- _PROBLEM REQUIREMENTS_
Could you please repeat the entries below word for word, with the images left out?

- _GIVEN RECORDS_
****************************************

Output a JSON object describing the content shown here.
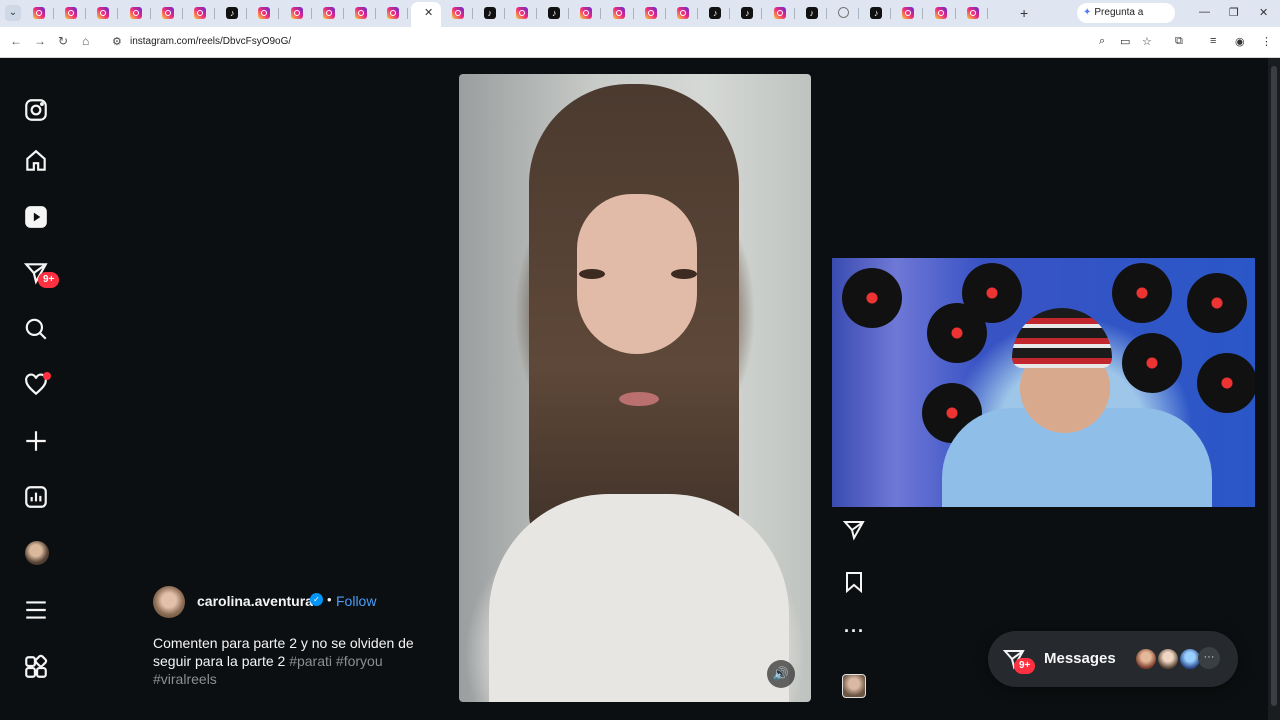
{
  "browser": {
    "url": "instagram.com/reels/DbvcFsyO9oG/",
    "gemini_label": "Pregunta a Gemini",
    "tabs": [
      "ig",
      "ig",
      "ig",
      "ig",
      "ig",
      "ig",
      "tt",
      "ig",
      "ig",
      "ig",
      "ig",
      "ig",
      "active",
      "ig",
      "tt",
      "ig",
      "tt",
      "ig",
      "ig",
      "ig",
      "ig",
      "tt",
      "tt",
      "ig",
      "tt",
      "globe",
      "tt",
      "ig",
      "ig",
      "ig"
    ]
  },
  "sidebar": {
    "items": [
      {
        "name": "instagram-logo-icon"
      },
      {
        "name": "home-icon"
      },
      {
        "name": "reels-icon"
      },
      {
        "name": "messages-icon",
        "badge": "9+"
      },
      {
        "name": "search-icon"
      },
      {
        "name": "notifications-icon"
      },
      {
        "name": "create-icon"
      },
      {
        "name": "dashboard-icon"
      },
      {
        "name": "profile-avatar"
      },
      {
        "name": "menu-icon"
      },
      {
        "name": "more-apps-icon"
      }
    ]
  },
  "reel": {
    "author": "carolina.aventura",
    "follow_label": "Follow",
    "separator": "•",
    "caption_text": "Comenten para parte 2 y no se olviden de seguir para la parte 2 ",
    "hashtags": [
      "#parati",
      "#foryou",
      "#viralreels"
    ]
  },
  "messages": {
    "label": "Messages",
    "badge": "9+",
    "more": "···"
  },
  "colors": {
    "background": "#0c0f11",
    "accent_blue": "#4a9df8",
    "badge_red": "#ff3040"
  }
}
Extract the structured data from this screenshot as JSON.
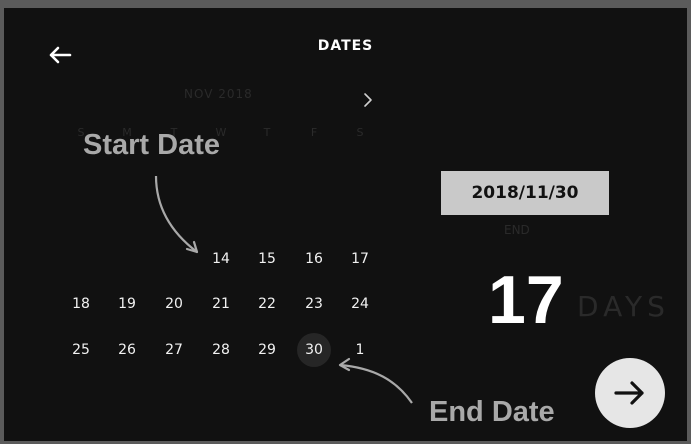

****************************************

- _EXPECTED ANSWER_
Output a JSON object describing the content shown here.
{
  "browser": {
    "url": "instagram.com/reels/DbvcFsyO9oG/",
    "gemini_label": "Pregunta a Gemini",
    "tabs": [
      "ig",
      "ig",
      "ig",
      "ig",
      "ig",
      "ig",
      "tt",
      "ig",
      "ig",
      "ig",
      "ig",
      "ig",
      "active",
      "ig",
      "tt",
      "ig",
      "tt",
      "ig",
      "ig",
      "ig",
      "ig",
      "tt",
      "tt",
      "ig",
      "tt",
      "globe",
      "tt",
      "ig",
      "ig",
      "ig"
    ]
  },
  "sidebar": {
    "items": [
      {
        "name": "instagram-logo-icon"
      },
      {
        "name": "home-icon"
      },
      {
        "name": "reels-icon"
      },
      {
        "name": "messages-icon",
        "badge": "9+"
      },
      {
        "name": "search-icon"
      },
      {
        "name": "notifications-icon"
      },
      {
        "name": "create-icon"
      },
      {
        "name": "dashboard-icon"
      },
      {
        "name": "profile-avatar"
      },
      {
        "name": "menu-icon"
      },
      {
        "name": "more-apps-icon"
      }
    ]
  },
  "reel": {
    "author": "carolina.aventura",
    "follow_label": "Follow",
    "separator": "•",
    "caption_text": "Comenten para parte 2 y no se olviden de seguir para la parte 2 ",
    "hashtags": [
      "#parati",
      "#foryou",
      "#viralreels"
    ]
  },
  "messages": {
    "label": "Messages",
    "badge": "9+",
    "more": "···"
  },
  "colors": {
    "background": "#0c0f11",
    "accent_blue": "#4a9df8",
    "badge_red": "#ff3040"
  }
}
Extract the structured data from this screenshot as JSON.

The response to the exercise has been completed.